Task details
Your response should consist of the lines below, printed exactly.

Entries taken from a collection
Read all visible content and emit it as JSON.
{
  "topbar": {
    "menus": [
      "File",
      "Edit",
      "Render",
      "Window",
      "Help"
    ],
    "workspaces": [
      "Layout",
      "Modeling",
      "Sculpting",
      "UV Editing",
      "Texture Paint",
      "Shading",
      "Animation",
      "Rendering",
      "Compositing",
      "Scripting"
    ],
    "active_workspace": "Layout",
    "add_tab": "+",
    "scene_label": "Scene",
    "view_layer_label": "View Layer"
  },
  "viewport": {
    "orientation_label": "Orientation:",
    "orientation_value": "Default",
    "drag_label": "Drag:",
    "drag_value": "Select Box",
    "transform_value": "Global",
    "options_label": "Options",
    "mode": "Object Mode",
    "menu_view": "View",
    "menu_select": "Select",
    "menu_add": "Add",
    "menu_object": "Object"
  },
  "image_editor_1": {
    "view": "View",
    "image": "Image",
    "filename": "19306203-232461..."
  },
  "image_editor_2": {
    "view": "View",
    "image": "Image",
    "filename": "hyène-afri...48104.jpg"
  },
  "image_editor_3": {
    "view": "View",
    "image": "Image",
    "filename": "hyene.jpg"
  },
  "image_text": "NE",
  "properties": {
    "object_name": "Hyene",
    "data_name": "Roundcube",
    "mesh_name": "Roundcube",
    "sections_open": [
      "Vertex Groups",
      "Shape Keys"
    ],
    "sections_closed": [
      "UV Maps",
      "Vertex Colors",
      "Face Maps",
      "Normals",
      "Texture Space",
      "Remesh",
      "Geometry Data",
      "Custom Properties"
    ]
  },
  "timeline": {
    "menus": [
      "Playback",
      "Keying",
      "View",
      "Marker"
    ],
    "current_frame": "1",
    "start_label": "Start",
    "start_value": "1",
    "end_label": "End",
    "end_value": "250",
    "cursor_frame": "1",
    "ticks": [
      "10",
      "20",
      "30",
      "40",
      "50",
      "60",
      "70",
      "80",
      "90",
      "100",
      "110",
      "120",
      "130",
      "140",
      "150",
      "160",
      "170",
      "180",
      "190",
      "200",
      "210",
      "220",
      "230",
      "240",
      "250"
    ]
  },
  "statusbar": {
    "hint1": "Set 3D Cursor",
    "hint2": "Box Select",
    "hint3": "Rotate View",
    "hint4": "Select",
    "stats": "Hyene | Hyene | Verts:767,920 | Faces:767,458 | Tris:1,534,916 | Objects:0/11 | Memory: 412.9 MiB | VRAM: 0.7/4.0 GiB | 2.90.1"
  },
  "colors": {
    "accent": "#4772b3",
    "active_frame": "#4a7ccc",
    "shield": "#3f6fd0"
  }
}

Answer to the exercise
Read all visible content and emit it as JSON.
{
  "topbar": {
    "menus": [
      "File",
      "Edit",
      "Render",
      "Window",
      "Help"
    ],
    "workspaces": [
      "Layout",
      "Modeling",
      "Sculpting",
      "UV Editing",
      "Texture Paint",
      "Shading",
      "Animation",
      "Rendering",
      "Compositing",
      "Scripting"
    ],
    "active_workspace": "Layout",
    "add_tab": "+",
    "scene_label": "Scene",
    "view_layer_label": "View Layer"
  },
  "viewport": {
    "orientation_label": "Orientation:",
    "orientation_value": "Default",
    "drag_label": "Drag:",
    "drag_value": "Select Box",
    "transform_value": "Global",
    "options_label": "Options",
    "mode": "Object Mode",
    "menu_view": "View",
    "menu_select": "Select",
    "menu_add": "Add",
    "menu_object": "Object"
  },
  "image_editor_1": {
    "view": "View",
    "image": "Image",
    "filename": "19306203-232461..."
  },
  "image_editor_2": {
    "view": "View",
    "image": "Image",
    "filename": "hyène-afri...48104.jpg"
  },
  "image_editor_3": {
    "view": "View",
    "image": "Image",
    "filename": "hyene.jpg"
  },
  "image_text": "NE",
  "properties": {
    "object_name": "Hyene",
    "data_name": "Roundcube",
    "mesh_name": "Roundcube",
    "sections_open": [
      "Vertex Groups",
      "Shape Keys"
    ],
    "sections_closed": [
      "UV Maps",
      "Vertex Colors",
      "Face Maps",
      "Normals",
      "Texture Space",
      "Remesh",
      "Geometry Data",
      "Custom Properties"
    ]
  },
  "timeline": {
    "menus": [
      "Playback",
      "Keying",
      "View",
      "Marker"
    ],
    "current_frame": "1",
    "start_label": "Start",
    "start_value": "1",
    "end_label": "End",
    "end_value": "250",
    "cursor_frame": "1",
    "ticks": [
      "10",
      "20",
      "30",
      "40",
      "50",
      "60",
      "70",
      "80",
      "90",
      "100",
      "110",
      "120",
      "130",
      "140",
      "150",
      "160",
      "170",
      "180",
      "190",
      "200",
      "210",
      "220",
      "230",
      "240",
      "250"
    ]
  },
  "statusbar": {
    "hint1": "Set 3D Cursor",
    "hint2": "Box Select",
    "hint3": "Rotate View",
    "hint4": "Select",
    "stats": "Hyene | Hyene | Verts:767,920 | Faces:767,458 | Tris:1,534,916 | Objects:0/11 | Memory: 412.9 MiB | VRAM: 0.7/4.0 GiB | 2.90.1"
  },
  "colors": {
    "accent": "#4772b3",
    "active_frame": "#4a7ccc",
    "shield": "#3f6fd0"
  }
}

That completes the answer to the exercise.